WORK INSTRUCTION » Give back nothing but the number of lines in these entries that contain the word "libs".

EXCERPTED DATA »
————————

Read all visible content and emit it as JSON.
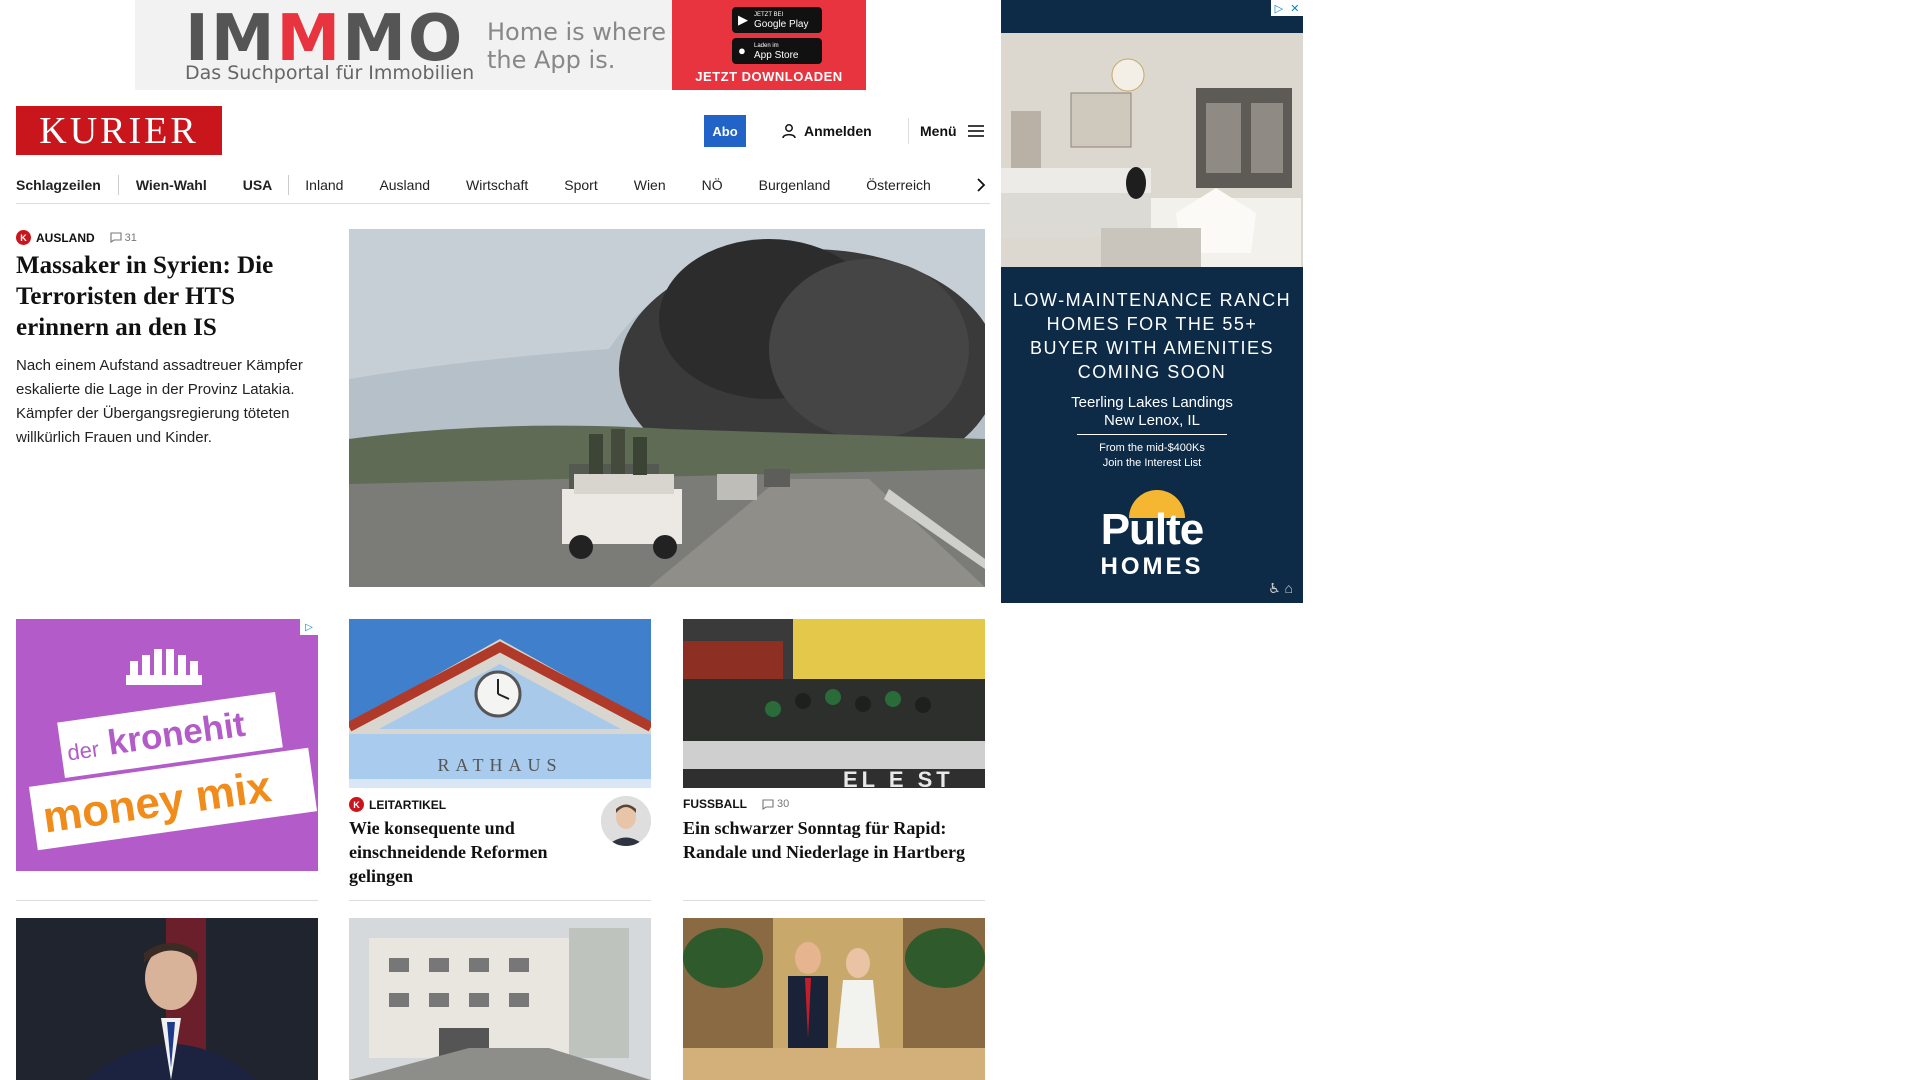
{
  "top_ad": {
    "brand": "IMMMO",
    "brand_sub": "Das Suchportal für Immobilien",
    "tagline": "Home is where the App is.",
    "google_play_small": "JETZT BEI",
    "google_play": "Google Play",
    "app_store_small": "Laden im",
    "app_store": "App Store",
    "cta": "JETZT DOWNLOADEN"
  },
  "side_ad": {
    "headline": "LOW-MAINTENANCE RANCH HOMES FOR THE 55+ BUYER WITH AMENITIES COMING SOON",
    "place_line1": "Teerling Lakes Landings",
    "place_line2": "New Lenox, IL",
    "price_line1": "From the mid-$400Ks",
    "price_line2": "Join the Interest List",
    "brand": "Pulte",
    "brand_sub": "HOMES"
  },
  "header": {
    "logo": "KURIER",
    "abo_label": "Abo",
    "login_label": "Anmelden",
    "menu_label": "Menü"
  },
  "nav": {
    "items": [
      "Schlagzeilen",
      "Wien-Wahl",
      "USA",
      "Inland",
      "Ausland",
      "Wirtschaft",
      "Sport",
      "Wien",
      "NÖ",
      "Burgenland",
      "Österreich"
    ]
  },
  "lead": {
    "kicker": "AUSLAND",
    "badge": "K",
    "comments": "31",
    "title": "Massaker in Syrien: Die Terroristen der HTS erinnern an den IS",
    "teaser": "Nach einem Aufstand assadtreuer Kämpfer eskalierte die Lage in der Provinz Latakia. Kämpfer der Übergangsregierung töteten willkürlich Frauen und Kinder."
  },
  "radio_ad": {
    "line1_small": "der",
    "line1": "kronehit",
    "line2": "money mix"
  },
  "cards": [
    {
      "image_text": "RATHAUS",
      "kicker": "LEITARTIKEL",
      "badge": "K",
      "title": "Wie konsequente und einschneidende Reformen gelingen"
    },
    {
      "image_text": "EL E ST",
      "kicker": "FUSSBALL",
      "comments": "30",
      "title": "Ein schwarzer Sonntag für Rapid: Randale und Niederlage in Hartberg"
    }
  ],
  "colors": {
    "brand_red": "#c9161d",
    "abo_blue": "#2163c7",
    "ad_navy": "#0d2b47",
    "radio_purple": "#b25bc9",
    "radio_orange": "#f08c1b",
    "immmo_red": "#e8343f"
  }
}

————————

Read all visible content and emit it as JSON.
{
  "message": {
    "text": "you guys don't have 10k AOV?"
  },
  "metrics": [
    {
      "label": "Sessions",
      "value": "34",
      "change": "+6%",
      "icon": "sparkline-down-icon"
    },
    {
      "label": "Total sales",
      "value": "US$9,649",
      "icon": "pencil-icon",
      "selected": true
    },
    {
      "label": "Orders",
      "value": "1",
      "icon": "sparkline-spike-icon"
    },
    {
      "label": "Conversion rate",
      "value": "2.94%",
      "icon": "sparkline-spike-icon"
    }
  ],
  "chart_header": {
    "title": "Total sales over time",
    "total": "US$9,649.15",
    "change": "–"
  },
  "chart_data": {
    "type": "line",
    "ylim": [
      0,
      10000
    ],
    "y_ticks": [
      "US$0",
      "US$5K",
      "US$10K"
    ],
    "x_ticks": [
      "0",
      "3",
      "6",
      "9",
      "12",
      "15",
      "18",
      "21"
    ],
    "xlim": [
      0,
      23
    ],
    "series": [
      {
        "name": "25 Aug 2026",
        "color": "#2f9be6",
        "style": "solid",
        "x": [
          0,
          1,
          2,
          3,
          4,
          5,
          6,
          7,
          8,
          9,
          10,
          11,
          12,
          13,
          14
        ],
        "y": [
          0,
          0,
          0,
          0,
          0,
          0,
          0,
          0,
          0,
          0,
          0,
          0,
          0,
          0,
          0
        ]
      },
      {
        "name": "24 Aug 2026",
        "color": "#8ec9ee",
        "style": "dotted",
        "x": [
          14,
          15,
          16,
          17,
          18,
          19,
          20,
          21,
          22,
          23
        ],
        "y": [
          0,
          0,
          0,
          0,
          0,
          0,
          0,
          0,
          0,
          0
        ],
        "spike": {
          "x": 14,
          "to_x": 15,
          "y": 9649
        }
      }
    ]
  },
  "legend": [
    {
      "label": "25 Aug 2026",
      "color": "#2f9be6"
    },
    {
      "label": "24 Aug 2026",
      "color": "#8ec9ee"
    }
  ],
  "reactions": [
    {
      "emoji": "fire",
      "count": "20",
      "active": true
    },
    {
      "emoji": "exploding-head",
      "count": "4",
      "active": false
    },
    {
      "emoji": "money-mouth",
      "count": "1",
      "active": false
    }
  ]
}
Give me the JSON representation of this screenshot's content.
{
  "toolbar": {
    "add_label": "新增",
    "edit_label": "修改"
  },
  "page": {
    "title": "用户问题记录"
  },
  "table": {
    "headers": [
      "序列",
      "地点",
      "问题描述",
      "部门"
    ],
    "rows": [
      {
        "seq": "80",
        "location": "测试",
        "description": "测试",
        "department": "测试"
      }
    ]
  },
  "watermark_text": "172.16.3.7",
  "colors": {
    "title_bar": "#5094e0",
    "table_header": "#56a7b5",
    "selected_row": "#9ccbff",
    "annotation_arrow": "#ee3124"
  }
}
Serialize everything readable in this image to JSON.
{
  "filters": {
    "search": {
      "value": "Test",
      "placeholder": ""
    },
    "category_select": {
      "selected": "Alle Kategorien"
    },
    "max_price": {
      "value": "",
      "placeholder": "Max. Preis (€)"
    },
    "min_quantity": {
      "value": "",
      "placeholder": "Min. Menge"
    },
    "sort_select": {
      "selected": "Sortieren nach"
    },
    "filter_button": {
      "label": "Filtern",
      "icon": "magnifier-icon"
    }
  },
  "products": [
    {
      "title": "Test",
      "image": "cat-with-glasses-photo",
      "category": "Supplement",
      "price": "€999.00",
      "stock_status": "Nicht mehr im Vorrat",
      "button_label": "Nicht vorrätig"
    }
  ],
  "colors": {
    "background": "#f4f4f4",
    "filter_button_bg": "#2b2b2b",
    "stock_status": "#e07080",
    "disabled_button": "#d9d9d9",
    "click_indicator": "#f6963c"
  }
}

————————

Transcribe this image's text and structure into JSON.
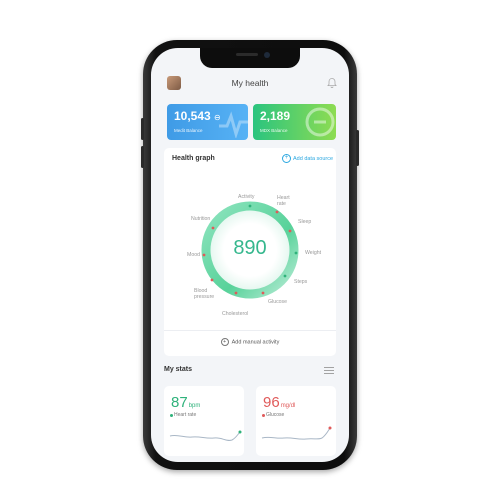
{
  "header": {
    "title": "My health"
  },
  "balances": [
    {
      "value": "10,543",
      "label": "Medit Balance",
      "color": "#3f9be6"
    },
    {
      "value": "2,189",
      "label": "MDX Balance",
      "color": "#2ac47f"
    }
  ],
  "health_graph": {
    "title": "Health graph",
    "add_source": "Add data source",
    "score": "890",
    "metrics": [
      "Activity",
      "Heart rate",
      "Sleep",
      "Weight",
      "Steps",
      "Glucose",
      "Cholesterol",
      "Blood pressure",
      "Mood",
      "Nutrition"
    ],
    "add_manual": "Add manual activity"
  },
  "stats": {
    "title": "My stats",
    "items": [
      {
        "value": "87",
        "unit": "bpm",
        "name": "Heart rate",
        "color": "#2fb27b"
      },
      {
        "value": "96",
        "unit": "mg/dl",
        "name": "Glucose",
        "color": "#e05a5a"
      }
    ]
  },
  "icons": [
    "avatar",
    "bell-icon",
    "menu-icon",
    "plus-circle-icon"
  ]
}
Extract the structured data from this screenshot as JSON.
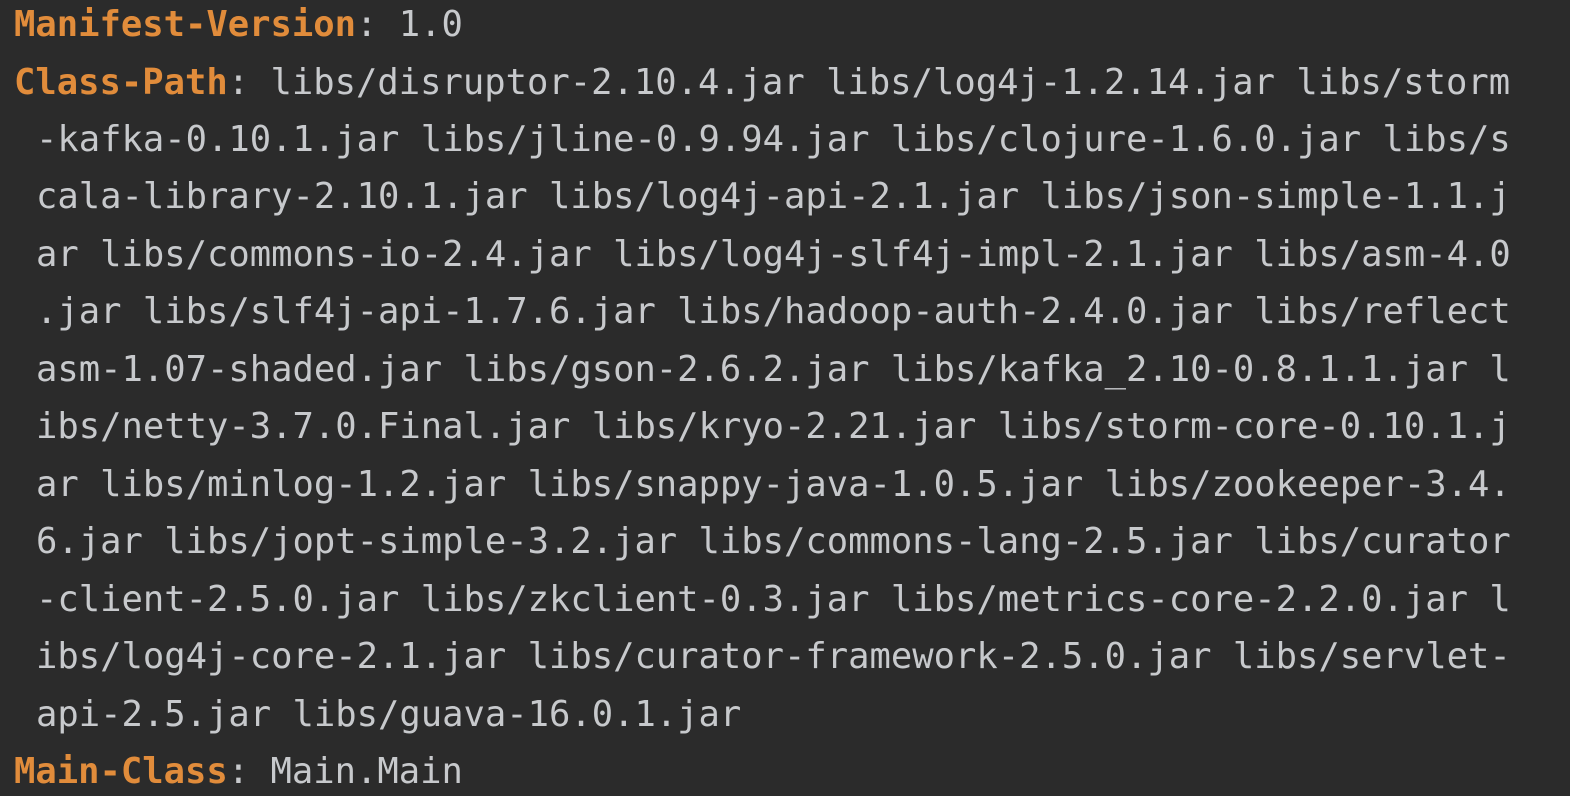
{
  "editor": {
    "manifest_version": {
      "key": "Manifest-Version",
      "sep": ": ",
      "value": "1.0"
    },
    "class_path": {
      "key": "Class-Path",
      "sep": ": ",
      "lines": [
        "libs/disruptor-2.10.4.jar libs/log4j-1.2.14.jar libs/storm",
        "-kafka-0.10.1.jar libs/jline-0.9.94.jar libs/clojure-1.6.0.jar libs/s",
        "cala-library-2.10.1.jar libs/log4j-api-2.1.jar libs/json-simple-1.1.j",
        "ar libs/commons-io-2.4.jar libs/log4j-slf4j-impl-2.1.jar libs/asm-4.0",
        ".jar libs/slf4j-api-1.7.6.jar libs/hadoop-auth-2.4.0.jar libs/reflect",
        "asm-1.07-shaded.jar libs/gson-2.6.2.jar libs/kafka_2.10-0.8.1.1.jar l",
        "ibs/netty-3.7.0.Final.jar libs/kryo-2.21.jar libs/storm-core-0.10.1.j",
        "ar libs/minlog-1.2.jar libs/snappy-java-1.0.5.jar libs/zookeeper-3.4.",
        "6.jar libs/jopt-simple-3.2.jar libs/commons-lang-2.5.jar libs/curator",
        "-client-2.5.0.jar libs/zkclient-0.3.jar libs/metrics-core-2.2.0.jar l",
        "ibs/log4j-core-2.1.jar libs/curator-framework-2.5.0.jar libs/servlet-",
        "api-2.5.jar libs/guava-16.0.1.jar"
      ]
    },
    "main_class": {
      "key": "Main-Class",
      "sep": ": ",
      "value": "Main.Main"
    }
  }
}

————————

WRITTEN REPLY » 12